The Curse of the Mogul: What’s Wrong with the World’s Leading Media Companies
By Jonathan A. Knee, Bruce C. Greenwald, and Ava Seave
Portfolio, 2009, 318 pages
The media business has long been the home of outsized egos and shrunken returns on investment. Shareholder returns for the largest media conglomerates, which include Rupert Murdoch’s News Corp., Sumner Redstone’s Viacom, Disney, and Time Warner, have significantly underperformed the S&P 500 over the past 10 years. Three media experts — investment banker Jonathan A. Knee, Columbia Business School finance professor Bruce C. Greenwald, and consultant Ava Seave — explain why this gap exists in this meticulously detailed and documented study.

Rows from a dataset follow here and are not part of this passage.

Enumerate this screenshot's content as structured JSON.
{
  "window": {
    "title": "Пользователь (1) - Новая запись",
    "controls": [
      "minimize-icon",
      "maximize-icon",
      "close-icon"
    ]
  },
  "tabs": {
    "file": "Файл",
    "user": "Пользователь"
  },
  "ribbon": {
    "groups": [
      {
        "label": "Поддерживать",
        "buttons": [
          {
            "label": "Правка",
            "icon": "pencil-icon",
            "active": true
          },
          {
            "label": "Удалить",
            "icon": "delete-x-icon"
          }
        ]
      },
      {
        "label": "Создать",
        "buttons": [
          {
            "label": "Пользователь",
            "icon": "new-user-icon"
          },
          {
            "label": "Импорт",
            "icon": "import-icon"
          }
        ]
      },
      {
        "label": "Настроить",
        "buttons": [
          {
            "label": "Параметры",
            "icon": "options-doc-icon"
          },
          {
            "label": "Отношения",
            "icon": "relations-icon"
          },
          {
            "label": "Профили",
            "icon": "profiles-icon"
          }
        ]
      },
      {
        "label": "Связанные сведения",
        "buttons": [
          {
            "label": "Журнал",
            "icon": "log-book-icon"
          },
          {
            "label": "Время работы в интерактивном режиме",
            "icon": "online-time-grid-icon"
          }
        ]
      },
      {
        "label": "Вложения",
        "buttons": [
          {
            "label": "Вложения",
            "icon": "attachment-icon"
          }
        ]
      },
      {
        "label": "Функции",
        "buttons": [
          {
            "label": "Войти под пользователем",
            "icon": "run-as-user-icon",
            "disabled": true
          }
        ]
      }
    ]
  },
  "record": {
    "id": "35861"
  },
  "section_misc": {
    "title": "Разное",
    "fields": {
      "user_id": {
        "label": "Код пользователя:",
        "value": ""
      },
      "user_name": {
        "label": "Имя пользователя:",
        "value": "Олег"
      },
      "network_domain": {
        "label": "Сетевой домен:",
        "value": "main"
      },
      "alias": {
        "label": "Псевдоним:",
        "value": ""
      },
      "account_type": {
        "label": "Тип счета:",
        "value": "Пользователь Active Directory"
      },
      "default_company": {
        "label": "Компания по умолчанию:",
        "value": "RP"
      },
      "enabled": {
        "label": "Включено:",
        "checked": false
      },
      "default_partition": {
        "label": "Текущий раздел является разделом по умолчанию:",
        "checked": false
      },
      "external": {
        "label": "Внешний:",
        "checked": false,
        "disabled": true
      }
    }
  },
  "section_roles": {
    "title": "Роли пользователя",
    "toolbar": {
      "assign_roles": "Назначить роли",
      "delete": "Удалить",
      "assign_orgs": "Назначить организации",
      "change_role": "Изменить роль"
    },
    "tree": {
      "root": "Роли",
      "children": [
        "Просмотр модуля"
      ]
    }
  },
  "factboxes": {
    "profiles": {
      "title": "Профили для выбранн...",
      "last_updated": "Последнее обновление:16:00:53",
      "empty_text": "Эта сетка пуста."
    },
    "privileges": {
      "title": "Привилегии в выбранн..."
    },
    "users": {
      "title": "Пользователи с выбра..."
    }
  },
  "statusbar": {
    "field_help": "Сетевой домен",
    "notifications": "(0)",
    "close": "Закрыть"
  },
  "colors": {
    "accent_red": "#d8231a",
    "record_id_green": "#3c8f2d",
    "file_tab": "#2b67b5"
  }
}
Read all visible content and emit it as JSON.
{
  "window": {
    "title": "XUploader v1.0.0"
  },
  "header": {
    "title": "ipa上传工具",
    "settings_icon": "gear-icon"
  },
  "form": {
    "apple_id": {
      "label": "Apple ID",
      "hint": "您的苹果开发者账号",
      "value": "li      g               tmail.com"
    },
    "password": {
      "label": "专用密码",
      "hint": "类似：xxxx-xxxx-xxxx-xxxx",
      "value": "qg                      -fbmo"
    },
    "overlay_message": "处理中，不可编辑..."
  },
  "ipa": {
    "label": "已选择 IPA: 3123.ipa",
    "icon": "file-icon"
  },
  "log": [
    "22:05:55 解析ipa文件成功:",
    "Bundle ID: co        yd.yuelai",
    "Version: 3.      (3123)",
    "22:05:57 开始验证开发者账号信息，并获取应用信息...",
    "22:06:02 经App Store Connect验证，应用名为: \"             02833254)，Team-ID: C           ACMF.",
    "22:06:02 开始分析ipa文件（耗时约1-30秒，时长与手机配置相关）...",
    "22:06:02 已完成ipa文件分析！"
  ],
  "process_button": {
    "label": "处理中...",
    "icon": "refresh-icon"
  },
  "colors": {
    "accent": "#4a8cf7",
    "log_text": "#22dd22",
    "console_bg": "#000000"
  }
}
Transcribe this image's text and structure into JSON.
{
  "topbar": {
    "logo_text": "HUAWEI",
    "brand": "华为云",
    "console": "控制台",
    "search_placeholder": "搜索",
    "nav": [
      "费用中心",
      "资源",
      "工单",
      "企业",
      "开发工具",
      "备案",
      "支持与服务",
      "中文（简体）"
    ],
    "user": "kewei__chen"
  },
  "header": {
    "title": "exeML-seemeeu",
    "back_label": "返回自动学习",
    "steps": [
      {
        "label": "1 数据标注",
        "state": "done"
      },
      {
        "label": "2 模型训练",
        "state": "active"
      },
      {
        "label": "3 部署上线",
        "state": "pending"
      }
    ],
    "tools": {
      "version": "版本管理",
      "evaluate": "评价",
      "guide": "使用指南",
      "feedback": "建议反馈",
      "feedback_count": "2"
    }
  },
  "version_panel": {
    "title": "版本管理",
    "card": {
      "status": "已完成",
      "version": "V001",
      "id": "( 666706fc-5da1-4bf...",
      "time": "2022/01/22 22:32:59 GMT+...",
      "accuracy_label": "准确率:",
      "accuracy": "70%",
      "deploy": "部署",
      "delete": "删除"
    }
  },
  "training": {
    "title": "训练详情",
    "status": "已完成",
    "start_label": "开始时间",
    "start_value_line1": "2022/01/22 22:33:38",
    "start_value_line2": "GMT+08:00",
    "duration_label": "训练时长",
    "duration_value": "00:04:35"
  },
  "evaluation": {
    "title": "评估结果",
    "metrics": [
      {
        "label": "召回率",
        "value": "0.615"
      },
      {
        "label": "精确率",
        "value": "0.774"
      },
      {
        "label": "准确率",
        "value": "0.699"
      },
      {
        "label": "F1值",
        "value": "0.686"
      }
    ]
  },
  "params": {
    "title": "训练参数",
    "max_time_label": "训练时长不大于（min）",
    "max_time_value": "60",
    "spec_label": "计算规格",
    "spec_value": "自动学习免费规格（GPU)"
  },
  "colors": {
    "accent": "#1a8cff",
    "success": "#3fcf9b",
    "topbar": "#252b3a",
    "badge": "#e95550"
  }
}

The basic theme of The Curse of the Mogul is that effective strategy can be developed and implemented in an industry only when certain opportunities for competitive advantage exist. These sources of advantage lie in economies of scale, the ability to hold customers captive, systemic cost benefits (such as network effects), and government protection. The authors contrast these with the “sham” sources of advantage that are touted so often by the moguls — deep pockets, the greatest number of brands, creative and managerial talent, and first-mover advantages. They go on to show that the large-scale parts of the media business that the moguls have generally chosen to enter — those with global reach and blockbuster content — are precisely those in which advantage is either minimal or unlikely to be surrendered by the creative talent who generate it. The authors contend that at the other end of the value chain — local retail distribution of the content — the existing competitive advantage of conventional publications is being swiftly eroded by digital media.
Because opportunities for effective strategies are limited by the absence of true competitive advantage, the authors suggest, the moguls should focus on the efficiency of their operations, something for which they have shown little taste or talent. The authors point to the example of mogul Lew Wasserman, who produced excellent shareholder returns by creating a focused factory in MCA/Universal. Between 1959 and 1990, Wasserman’s company produced an average annual return of more than 15 percent, compared with the 5 percent annual increase in the Dow Jones Industrial Average. His disciplined management practices sound like those of regular businesses, with controlled compensation, tight budgets, and an emphasis on consistent day-to-day performance. But, according to the authors, Wasserman’s devotion to the bottom line is in sharp contrast to the contempt in which many modern moguls hold the “number crunchers” and “pencil pushers” as they pursue “vision” and “strategy.”
This book is unusually fine-grained in its arguments and detail, reflecting the deep experience of the authors and the extensive research they conducted. One may question their sweeping claim that digital media always reduces the ability to create competitive advantage, but their arguments have to be taken seriously. Their advice to the moguls: Focus less on growth and more on industry restructuring; keep your business local and focused; stress efficiency; stifle your ego; and, if all else fails, die with dignity. This last piece of advice is the one least likely to be taken. Given their track record, the media moguls are very unlikely to go gentle into that good night.